By Benjamin Joe
It’s getting pretty cold out and, with the harsh weather, comes several charitable organizations looking to serve those who have the least. There is one group that is undeniably at risk and it’s not even our species.
In a word: Cats.
There are more stray and feral cats in Niagara Falls than homeless humans. So says the Niagara County Society for the Prevention of Cruelty to Animals.
Kimberly LaRussa, a representative of the Niagara SPCA said, “As a no-kill shelter, the Niagara SPCA has to control/regulate admissions. Stray cats typically go on a waiting list (except for extenuating circumstances) and they are called in as space permits. With the shelter’s recent adoption event, we have freed up cat kennels and have called in quite a few off the list,” she explained. “We do accept stray cats when space permits. With over 300,000 stray cats in Niagara County alone, it is not possible to accept every stray cat. However, we will always accept sick or injured cats regardless.”
Kathy Paradowski is an independent animal rescuer – someone who helps out stray cats find homes, but doesn’t work with any one animal shelter. She said the crux of the problem is the former owners of the felines, many of who abandon their pets when moving.
“They leave, and leave their cats behind,” Paradowski said. “It’d be great to educate the public of that.

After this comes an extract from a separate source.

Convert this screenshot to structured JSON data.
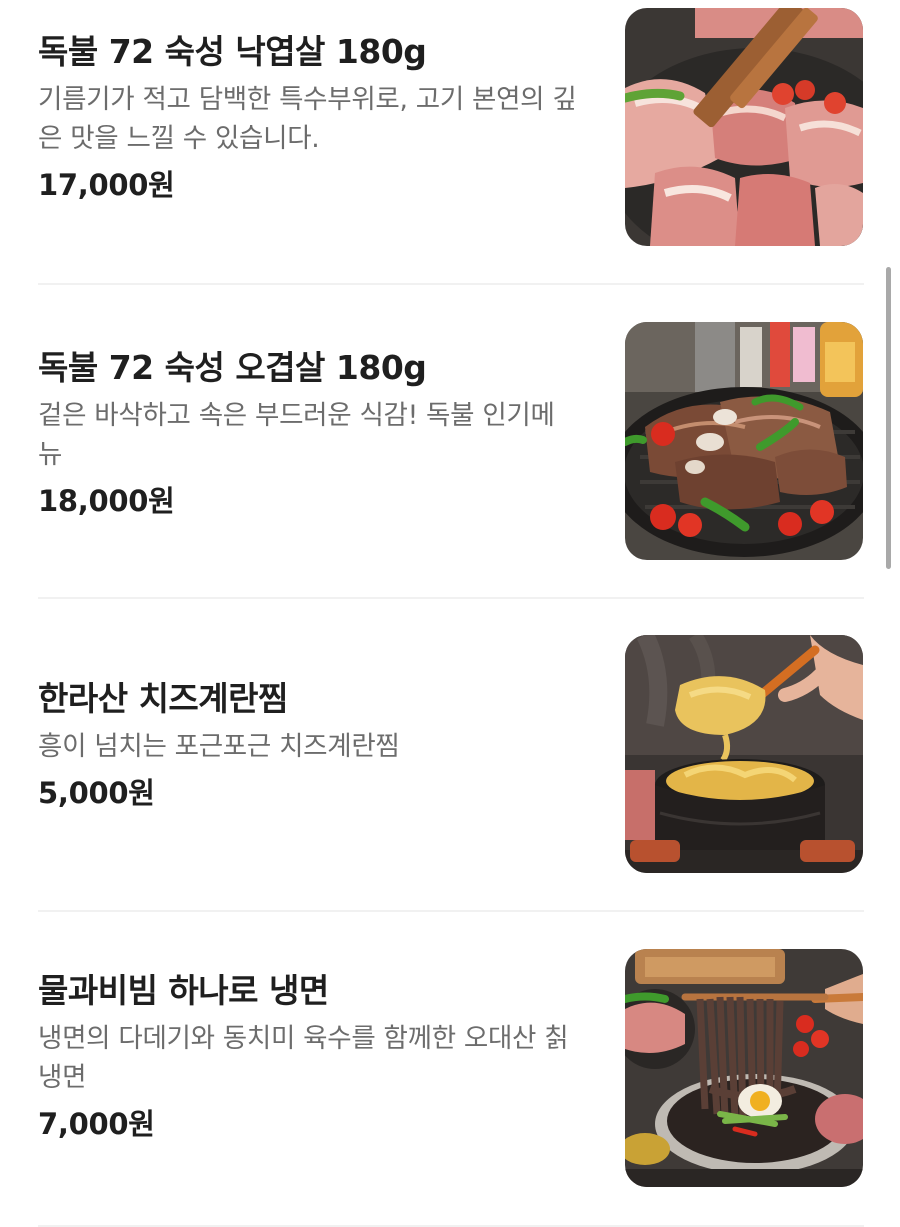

Be responsible adults and either call a shelter, find a family member to take them, but just don’t leave them behind – and just don’t open the door and leave them outside.
“A lot of people don’t spay or neuter and they’re making babies. … It’s people who are causing this problem.”
Paradowski was recently called on by two neighbors in Niagara Falls who had watched the activities of two such cats. Neighbors were feeding them, but mostly they were attempting to get back into the house they used to live in. According to the two women, the lady who lived in the upper apartment had let them out in May.
“There were a lot of issues, and everybody has them today, but that was the wrong thing to do,” said Sandy Coyle, a neighbor who was concerned about the welfare of the felines. She and her husband constructed a small shelter filled with hay to help the cats through the winter.
“I would see (one of) the cats all the time, running through my yard and going over there,” she said. “In the summer, I really didn’t think about it too much, but as it got colder, I thought, ‘Oh no, these kittens were indoors, now they’re outside. It’s cold.’
“Initially, (another neighbor) was putting food out in the back porch which would’ve been the entrance to the cat’s (former) apartment. … She or he was scared all the time. I decided to put out food, too, for this cat and another bigger cat (from the same household).”
Soon, leaving a bowl of cat food outside evolved into making a small shelter from a plastic tote with a hole in it, enough to keep the food and the cat dry.
The neighbors called every animal shelter they could find, but said none called back.
Paradowski took one of the cats to the vet to be sterilized and undergo a surgery for a hernia. She was brought to a temporary home where she was renamed “Noel” and weighed 5 pounds, 2 ounces. It’s the hope that, after months of living outside, she’ll return to being a friendly domestic cat, one that is adoptable.
The larger cat was trapped a few days later, but had feline leukemia, as well as FIV, a feline AIDS disease, and had to be put down.
What To Do
Paradowski urged people to be responsible owners and not abandon pets. Local shelters beside the Niagara SPCA include:
•Ten Lives Club – 716-646-5577
•Diamonds in the Ruff – https://diamondsintheruffanimalrescue.rescuegroups.org/
•Tabby Town – 716-822-4910